What is expected — Take the line that contains "Decode this image" and all lines after it, up to and including the last line of the data, and write them out exactly; nothing else belongs in the answer.

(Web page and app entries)
----------

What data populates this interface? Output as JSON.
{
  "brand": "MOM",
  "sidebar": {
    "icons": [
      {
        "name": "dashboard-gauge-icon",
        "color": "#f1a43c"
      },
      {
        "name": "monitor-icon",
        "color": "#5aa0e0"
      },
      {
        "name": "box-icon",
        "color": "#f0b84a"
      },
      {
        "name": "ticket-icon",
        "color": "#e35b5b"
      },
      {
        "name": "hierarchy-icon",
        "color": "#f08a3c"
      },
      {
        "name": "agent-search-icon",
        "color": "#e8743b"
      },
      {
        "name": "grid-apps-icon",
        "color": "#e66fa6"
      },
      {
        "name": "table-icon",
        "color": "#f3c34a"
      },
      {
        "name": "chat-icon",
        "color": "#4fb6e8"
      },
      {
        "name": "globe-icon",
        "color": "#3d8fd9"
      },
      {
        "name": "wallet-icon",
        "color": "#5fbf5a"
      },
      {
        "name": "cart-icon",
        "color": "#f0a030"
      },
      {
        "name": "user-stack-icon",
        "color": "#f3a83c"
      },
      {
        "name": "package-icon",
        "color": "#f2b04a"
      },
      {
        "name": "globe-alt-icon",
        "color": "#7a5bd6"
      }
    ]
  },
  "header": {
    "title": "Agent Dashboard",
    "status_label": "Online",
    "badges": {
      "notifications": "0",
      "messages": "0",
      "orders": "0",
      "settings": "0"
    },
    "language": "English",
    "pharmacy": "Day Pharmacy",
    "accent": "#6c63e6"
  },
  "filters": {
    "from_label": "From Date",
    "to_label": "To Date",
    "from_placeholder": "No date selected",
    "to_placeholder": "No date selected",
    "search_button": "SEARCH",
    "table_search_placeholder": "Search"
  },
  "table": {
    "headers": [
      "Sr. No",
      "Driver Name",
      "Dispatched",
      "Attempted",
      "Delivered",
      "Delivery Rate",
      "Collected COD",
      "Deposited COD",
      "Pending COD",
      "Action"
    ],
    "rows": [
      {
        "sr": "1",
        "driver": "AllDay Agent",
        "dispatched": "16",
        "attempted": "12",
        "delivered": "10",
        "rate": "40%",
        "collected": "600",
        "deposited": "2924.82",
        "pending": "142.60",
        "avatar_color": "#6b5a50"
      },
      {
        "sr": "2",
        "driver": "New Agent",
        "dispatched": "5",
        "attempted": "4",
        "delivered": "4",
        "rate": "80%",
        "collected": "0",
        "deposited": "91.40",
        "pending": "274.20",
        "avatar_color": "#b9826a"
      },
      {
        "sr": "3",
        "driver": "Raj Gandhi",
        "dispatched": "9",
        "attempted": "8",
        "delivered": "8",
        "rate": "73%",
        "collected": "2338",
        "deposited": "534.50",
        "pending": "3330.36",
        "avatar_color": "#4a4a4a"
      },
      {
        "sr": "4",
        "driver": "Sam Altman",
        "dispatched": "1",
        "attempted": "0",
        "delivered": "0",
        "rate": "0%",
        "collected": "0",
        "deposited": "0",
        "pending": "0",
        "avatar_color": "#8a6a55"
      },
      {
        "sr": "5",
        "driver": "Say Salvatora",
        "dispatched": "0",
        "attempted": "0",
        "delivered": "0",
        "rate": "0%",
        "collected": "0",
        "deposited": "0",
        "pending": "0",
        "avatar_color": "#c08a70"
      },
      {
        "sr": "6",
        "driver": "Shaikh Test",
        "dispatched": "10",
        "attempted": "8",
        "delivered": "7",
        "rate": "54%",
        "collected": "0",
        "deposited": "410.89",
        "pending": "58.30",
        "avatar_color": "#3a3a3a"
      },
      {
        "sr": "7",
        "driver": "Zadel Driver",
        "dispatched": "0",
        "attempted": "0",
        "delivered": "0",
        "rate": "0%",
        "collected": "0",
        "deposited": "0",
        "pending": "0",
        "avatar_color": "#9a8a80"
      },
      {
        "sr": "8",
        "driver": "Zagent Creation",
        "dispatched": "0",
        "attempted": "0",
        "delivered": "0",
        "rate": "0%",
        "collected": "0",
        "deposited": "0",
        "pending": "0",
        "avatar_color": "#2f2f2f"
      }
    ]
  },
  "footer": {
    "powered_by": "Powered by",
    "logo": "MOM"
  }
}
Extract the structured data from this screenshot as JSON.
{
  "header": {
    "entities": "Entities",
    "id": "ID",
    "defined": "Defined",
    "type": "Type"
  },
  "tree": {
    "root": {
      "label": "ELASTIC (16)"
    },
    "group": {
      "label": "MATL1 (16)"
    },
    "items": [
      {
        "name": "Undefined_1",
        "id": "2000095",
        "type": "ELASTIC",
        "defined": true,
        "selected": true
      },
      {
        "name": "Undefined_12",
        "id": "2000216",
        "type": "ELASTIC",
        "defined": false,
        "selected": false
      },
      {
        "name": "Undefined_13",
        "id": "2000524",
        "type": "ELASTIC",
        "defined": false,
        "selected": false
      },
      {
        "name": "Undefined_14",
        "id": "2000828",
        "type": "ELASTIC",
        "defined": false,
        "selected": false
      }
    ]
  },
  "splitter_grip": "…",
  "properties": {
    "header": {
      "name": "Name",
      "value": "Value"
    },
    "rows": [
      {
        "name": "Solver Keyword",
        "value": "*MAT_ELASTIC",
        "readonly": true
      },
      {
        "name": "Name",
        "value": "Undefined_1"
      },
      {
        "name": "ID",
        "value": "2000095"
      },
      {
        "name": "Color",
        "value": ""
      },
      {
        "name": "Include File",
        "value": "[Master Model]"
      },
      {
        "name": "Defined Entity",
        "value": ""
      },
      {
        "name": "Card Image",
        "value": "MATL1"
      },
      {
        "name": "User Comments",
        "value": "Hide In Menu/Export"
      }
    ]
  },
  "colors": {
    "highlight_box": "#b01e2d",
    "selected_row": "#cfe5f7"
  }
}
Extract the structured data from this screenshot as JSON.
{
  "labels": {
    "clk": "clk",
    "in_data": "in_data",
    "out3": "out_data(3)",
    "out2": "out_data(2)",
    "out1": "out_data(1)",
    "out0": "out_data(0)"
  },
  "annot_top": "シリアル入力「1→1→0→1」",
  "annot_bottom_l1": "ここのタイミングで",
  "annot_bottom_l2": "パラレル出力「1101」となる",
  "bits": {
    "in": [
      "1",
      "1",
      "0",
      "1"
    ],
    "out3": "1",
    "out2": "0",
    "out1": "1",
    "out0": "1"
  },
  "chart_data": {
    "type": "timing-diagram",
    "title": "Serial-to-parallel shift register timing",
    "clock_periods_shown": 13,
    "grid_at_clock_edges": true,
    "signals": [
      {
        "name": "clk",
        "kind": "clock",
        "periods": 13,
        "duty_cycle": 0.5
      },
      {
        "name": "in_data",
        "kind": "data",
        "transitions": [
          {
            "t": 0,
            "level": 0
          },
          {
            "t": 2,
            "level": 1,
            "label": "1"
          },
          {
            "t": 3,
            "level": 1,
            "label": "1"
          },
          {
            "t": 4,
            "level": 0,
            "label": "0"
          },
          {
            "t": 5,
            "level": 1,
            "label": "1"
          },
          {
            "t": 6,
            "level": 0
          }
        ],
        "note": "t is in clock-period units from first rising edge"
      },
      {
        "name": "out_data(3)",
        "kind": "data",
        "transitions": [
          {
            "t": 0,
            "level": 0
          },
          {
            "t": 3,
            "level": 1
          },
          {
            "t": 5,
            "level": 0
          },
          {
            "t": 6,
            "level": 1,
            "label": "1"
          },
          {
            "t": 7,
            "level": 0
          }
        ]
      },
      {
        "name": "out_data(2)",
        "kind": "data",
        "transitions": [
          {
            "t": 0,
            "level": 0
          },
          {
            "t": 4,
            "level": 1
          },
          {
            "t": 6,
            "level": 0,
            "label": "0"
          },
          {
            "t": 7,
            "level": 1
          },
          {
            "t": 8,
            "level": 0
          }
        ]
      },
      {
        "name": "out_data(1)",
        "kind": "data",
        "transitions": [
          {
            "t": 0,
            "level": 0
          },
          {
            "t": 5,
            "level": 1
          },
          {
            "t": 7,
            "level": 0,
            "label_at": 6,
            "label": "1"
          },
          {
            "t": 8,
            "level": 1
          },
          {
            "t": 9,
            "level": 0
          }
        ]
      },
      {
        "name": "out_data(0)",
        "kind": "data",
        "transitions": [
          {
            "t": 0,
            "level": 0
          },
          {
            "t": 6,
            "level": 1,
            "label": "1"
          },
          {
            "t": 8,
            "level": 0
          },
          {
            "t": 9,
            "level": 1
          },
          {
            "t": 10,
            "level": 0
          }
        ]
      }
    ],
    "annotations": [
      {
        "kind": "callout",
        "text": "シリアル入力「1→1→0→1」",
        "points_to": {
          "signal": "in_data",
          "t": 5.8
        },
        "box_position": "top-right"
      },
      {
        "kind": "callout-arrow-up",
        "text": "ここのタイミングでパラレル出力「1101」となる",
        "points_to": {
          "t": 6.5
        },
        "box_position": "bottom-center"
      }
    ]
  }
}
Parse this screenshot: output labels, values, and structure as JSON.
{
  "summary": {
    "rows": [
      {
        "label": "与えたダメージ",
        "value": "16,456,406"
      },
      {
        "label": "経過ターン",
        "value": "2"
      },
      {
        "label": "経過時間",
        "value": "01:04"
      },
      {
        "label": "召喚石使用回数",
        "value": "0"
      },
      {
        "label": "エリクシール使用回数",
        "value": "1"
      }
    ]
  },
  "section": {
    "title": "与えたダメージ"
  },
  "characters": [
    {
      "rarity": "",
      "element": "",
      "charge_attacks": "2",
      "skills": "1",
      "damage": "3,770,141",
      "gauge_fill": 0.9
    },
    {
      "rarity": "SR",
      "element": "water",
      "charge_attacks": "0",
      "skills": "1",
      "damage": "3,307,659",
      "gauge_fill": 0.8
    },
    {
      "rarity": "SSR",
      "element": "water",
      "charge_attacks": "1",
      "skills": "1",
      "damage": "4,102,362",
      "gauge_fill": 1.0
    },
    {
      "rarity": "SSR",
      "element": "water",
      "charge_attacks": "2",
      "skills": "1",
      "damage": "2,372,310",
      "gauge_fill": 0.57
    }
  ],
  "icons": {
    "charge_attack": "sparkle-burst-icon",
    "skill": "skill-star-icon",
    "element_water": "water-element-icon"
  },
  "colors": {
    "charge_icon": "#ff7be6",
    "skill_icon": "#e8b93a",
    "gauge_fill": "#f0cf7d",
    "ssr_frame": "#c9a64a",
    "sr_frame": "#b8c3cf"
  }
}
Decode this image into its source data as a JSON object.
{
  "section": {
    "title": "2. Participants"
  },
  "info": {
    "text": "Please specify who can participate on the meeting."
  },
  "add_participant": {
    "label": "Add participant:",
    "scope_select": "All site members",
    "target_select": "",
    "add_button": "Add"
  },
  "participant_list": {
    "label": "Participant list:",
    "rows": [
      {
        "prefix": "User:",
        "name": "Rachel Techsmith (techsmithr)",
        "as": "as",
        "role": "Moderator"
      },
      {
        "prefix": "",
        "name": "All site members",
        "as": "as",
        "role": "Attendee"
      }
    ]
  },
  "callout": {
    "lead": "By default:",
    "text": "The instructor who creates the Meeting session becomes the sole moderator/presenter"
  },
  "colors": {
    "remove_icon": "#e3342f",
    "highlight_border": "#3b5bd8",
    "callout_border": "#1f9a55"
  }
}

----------

Answer section —
Decode this image into its source data as a JSON object.
{
  "section": {
    "title": "2. Participants"
  },
  "info": {
    "text": "Please specify who can participate on the meeting."
  },
  "add_participant": {
    "label": "Add participant:",
    "scope_select": "All site members",
    "target_select": "",
    "add_button": "Add"
  },
  "participant_list": {
    "label": "Participant list:",
    "rows": [
      {
        "prefix": "User:",
        "name": "Rachel Techsmith (techsmithr)",
        "as": "as",
        "role": "Moderator"
      },
      {
        "prefix": "",
        "name": "All site members",
        "as": "as",
        "role": "Attendee"
      }
    ]
  },
  "callout": {
    "lead": "By default:",
    "text": "The instructor who creates the Meeting session becomes the sole moderator/presenter"
  },
  "colors": {
    "remove_icon": "#e3342f",
    "highlight_border": "#3b5bd8",
    "callout_border": "#1f9a55"
  }
}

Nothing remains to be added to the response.